Flood waters rising in the West Village after the power went out. Looking toward the Hudson River from the intersection of Perry and Washington streets.
In the West Village, prospects for power reinstatement seem grim. The explosion at the 14th Street and Avenue D transformer farm could be seen from over the tops of buildings here on Monday evening around 8:30, and the neighborhood went dark about 15 minutes later. But all is not gloom and doom in the streets, where massive amounts of debris are still being cleaned away.
Tentatively, restaurants have started to reopen. Surprisingly, most are still without electricity. How do they do it? Gas is the one precious utility that hasn’t ceased, and eateries are putting candles on the tables and firing up their ovens. The wood-oven places led the way.
Last evening, Barbuto was open on Washington Street just south of the Meat Packing District, less than 24 hours after water had been literally lapping at their doors. The place, with 80 or so seats, was nearly full, and you could see the black-hatted staff turning out the signature roast chickens in the window.
Lievito was open, too, a wood-oven pizza place on Hudson Street, and so was Irish gastropub Dublin6. It was kind of eerie seeing these restaurants open. The candles were inadequate to fully light the spaces, and the patrons were barely perceivable in the dim flickering light.

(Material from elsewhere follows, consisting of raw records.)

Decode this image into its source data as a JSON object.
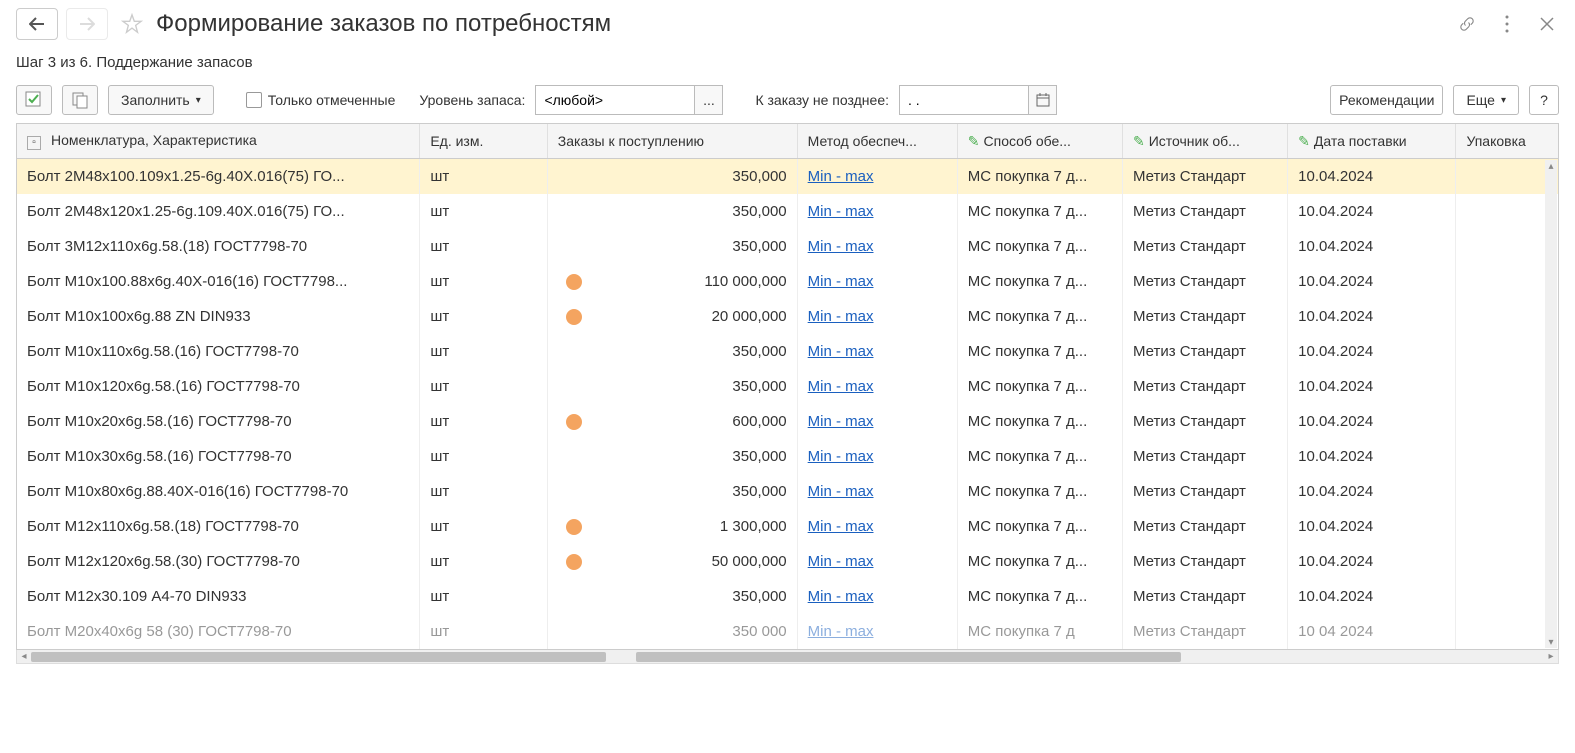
{
  "title": "Формирование заказов по потребностям",
  "step": "Шаг 3 из 6. Поддержание запасов",
  "toolbar": {
    "fill": "Заполнить",
    "only_checked": "Только отмеченные",
    "stock_level_label": "Уровень запаса:",
    "stock_level_value": "<любой>",
    "order_no_later": "К заказу не позднее:",
    "date_value": ". .",
    "recommendations": "Рекомендации",
    "more": "Еще",
    "help": "?"
  },
  "columns": {
    "c0": "Номенклатура, Характеристика",
    "c1": "Ед. изм.",
    "c2": "Заказы к поступлению",
    "c3": "Метод обеспеч...",
    "c4": "Способ обе...",
    "c5": "Источник об...",
    "c6": "Дата поставки",
    "c7": "Упаковка"
  },
  "rows": [
    {
      "name": "Болт 2М48х100.109х1.25-6g.40Х.016(75) ГО...",
      "unit": "шт",
      "dot": false,
      "qty": "350,000",
      "method": "Min - max",
      "supply": "МС покупка 7 д...",
      "source": "Метиз Стандарт",
      "date": "10.04.2024",
      "pack": ""
    },
    {
      "name": "Болт 2М48х120х1.25-6g.109.40Х.016(75) ГО...",
      "unit": "шт",
      "dot": false,
      "qty": "350,000",
      "method": "Min - max",
      "supply": "МС покупка 7 д...",
      "source": "Метиз Стандарт",
      "date": "10.04.2024",
      "pack": ""
    },
    {
      "name": "Болт 3М12х110х6g.58.(18) ГОСТ7798-70",
      "unit": "шт",
      "dot": false,
      "qty": "350,000",
      "method": "Min - max",
      "supply": "МС покупка 7 д...",
      "source": "Метиз Стандарт",
      "date": "10.04.2024",
      "pack": ""
    },
    {
      "name": "Болт М10х100.88х6g.40Х-016(16) ГОСТ7798...",
      "unit": "шт",
      "dot": true,
      "qty": "110 000,000",
      "method": "Min - max",
      "supply": "МС покупка 7 д...",
      "source": "Метиз Стандарт",
      "date": "10.04.2024",
      "pack": ""
    },
    {
      "name": "Болт М10х100х6g.88 ZN DIN933",
      "unit": "шт",
      "dot": true,
      "qty": "20 000,000",
      "method": "Min - max",
      "supply": "МС покупка 7 д...",
      "source": "Метиз Стандарт",
      "date": "10.04.2024",
      "pack": ""
    },
    {
      "name": "Болт М10х110х6g.58.(16) ГОСТ7798-70",
      "unit": "шт",
      "dot": false,
      "qty": "350,000",
      "method": "Min - max",
      "supply": "МС покупка 7 д...",
      "source": "Метиз Стандарт",
      "date": "10.04.2024",
      "pack": ""
    },
    {
      "name": "Болт М10х120х6g.58.(16) ГОСТ7798-70",
      "unit": "шт",
      "dot": false,
      "qty": "350,000",
      "method": "Min - max",
      "supply": "МС покупка 7 д...",
      "source": "Метиз Стандарт",
      "date": "10.04.2024",
      "pack": ""
    },
    {
      "name": "Болт М10х20х6g.58.(16) ГОСТ7798-70",
      "unit": "шт",
      "dot": true,
      "qty": "600,000",
      "method": "Min - max",
      "supply": "МС покупка 7 д...",
      "source": "Метиз Стандарт",
      "date": "10.04.2024",
      "pack": ""
    },
    {
      "name": "Болт М10х30х6g.58.(16) ГОСТ7798-70",
      "unit": "шт",
      "dot": false,
      "qty": "350,000",
      "method": "Min - max",
      "supply": "МС покупка 7 д...",
      "source": "Метиз Стандарт",
      "date": "10.04.2024",
      "pack": ""
    },
    {
      "name": "Болт М10х80х6g.88.40Х-016(16) ГОСТ7798-70",
      "unit": "шт",
      "dot": false,
      "qty": "350,000",
      "method": "Min - max",
      "supply": "МС покупка 7 д...",
      "source": "Метиз Стандарт",
      "date": "10.04.2024",
      "pack": ""
    },
    {
      "name": "Болт М12х110х6g.58.(18) ГОСТ7798-70",
      "unit": "шт",
      "dot": true,
      "qty": "1 300,000",
      "method": "Min - max",
      "supply": "МС покупка 7 д...",
      "source": "Метиз Стандарт",
      "date": "10.04.2024",
      "pack": ""
    },
    {
      "name": "Болт М12х120х6g.58.(30) ГОСТ7798-70",
      "unit": "шт",
      "dot": true,
      "qty": "50 000,000",
      "method": "Min - max",
      "supply": "МС покупка 7 д...",
      "source": "Метиз Стандарт",
      "date": "10.04.2024",
      "pack": ""
    },
    {
      "name": "Болт М12х30.109 А4-70 DIN933",
      "unit": "шт",
      "dot": false,
      "qty": "350,000",
      "method": "Min - max",
      "supply": "МС покупка 7 д...",
      "source": "Метиз Стандарт",
      "date": "10.04.2024",
      "pack": ""
    },
    {
      "name": "Болт М20х40х6g 58 (30) ГОСТ7798-70",
      "unit": "шт",
      "dot": false,
      "qty": "350 000",
      "method": "Min - max",
      "supply": "МС покупка 7 д",
      "source": "Метиз Стандарт",
      "date": "10 04 2024",
      "pack": ""
    }
  ]
}
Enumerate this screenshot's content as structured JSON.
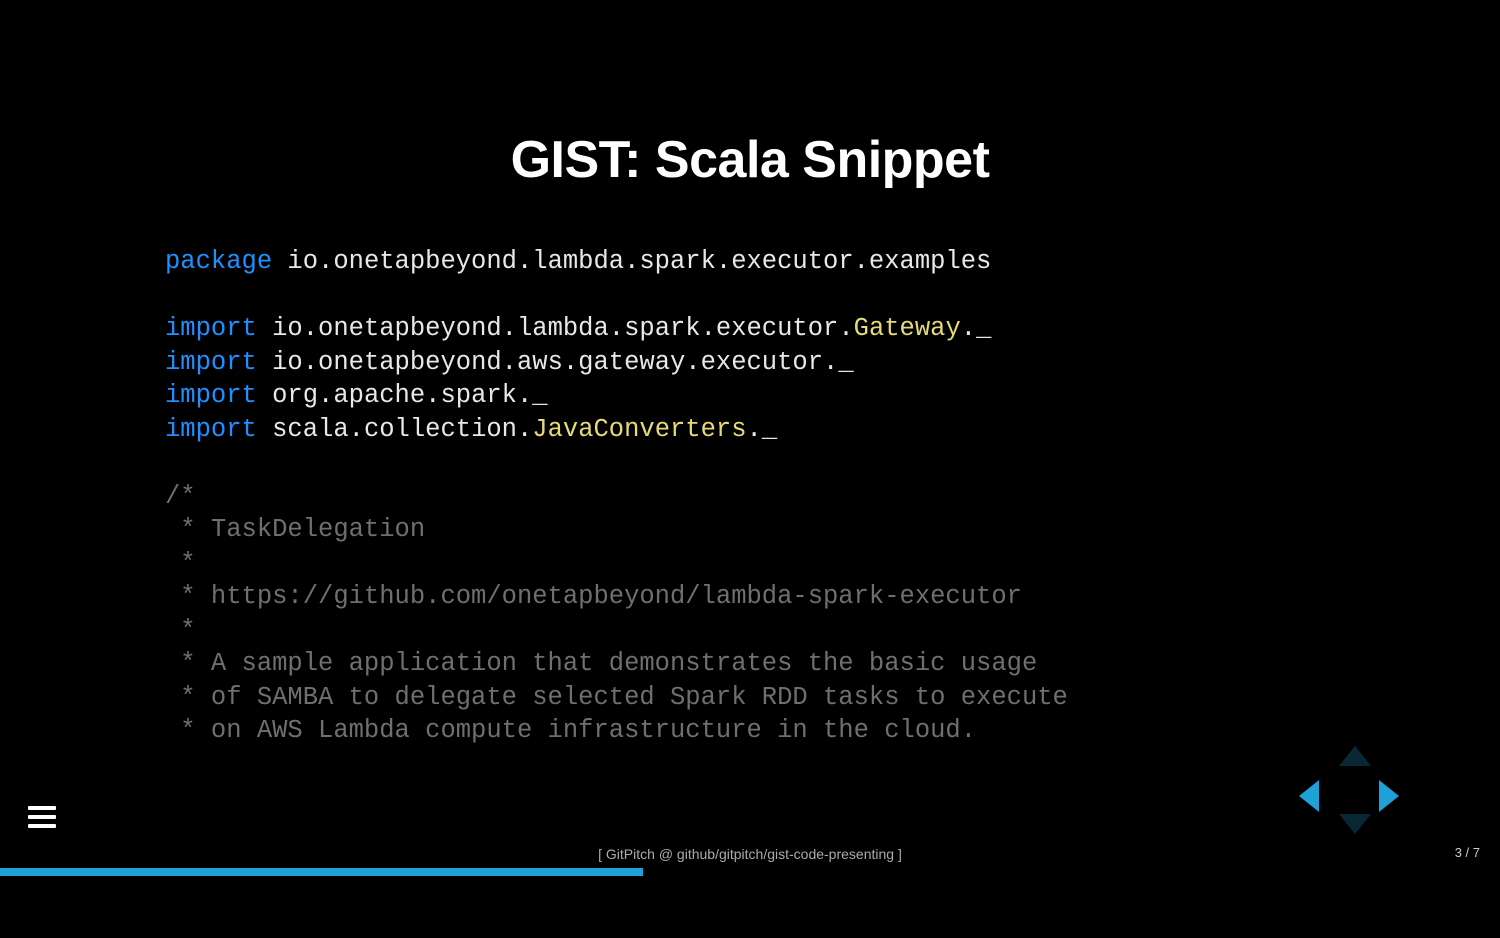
{
  "title": "GIST: Scala Snippet",
  "code_tokens": [
    [
      {
        "t": "package",
        "c": "keyword"
      },
      {
        "t": " io.onetapbeyond.lambda.spark.executor.examples",
        "c": "default"
      }
    ],
    [],
    [
      {
        "t": "import",
        "c": "keyword"
      },
      {
        "t": " io.onetapbeyond.lambda.spark.executor.",
        "c": "default"
      },
      {
        "t": "Gateway",
        "c": "type"
      },
      {
        "t": "._",
        "c": "default"
      }
    ],
    [
      {
        "t": "import",
        "c": "keyword"
      },
      {
        "t": " io.onetapbeyond.aws.gateway.executor._",
        "c": "default"
      }
    ],
    [
      {
        "t": "import",
        "c": "keyword"
      },
      {
        "t": " org.apache.spark._",
        "c": "default"
      }
    ],
    [
      {
        "t": "import",
        "c": "keyword"
      },
      {
        "t": " scala.collection.",
        "c": "default"
      },
      {
        "t": "JavaConverters",
        "c": "type"
      },
      {
        "t": "._",
        "c": "default"
      }
    ],
    [],
    [
      {
        "t": "/*",
        "c": "comment"
      }
    ],
    [
      {
        "t": " * TaskDelegation",
        "c": "comment"
      }
    ],
    [
      {
        "t": " *",
        "c": "comment"
      }
    ],
    [
      {
        "t": " * https://github.com/onetapbeyond/lambda-spark-executor",
        "c": "comment"
      }
    ],
    [
      {
        "t": " *",
        "c": "comment"
      }
    ],
    [
      {
        "t": " * A sample application that demonstrates the basic usage",
        "c": "comment"
      }
    ],
    [
      {
        "t": " * of SAMBA to delegate selected Spark RDD tasks to execute",
        "c": "comment"
      }
    ],
    [
      {
        "t": " * on AWS Lambda compute infrastructure in the cloud.",
        "c": "comment"
      }
    ]
  ],
  "footer": "[ GitPitch @ github/gitpitch/gist-code-presenting ]",
  "page": {
    "current": 3,
    "total": 7,
    "display": "3 / 7"
  },
  "progress_percent": 42.857,
  "accent_color": "#1ea0d9",
  "nav": {
    "up_enabled": false,
    "down_enabled": false,
    "left_enabled": true,
    "right_enabled": true
  }
}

Whether these restaurants heroically opened to comfort a beleaguered neighborhood, or simply to burn off food supplies that would otherwise go bad, is immaterial. They lent a much-needed sense of community and friendliness to an increasingly depressing situation.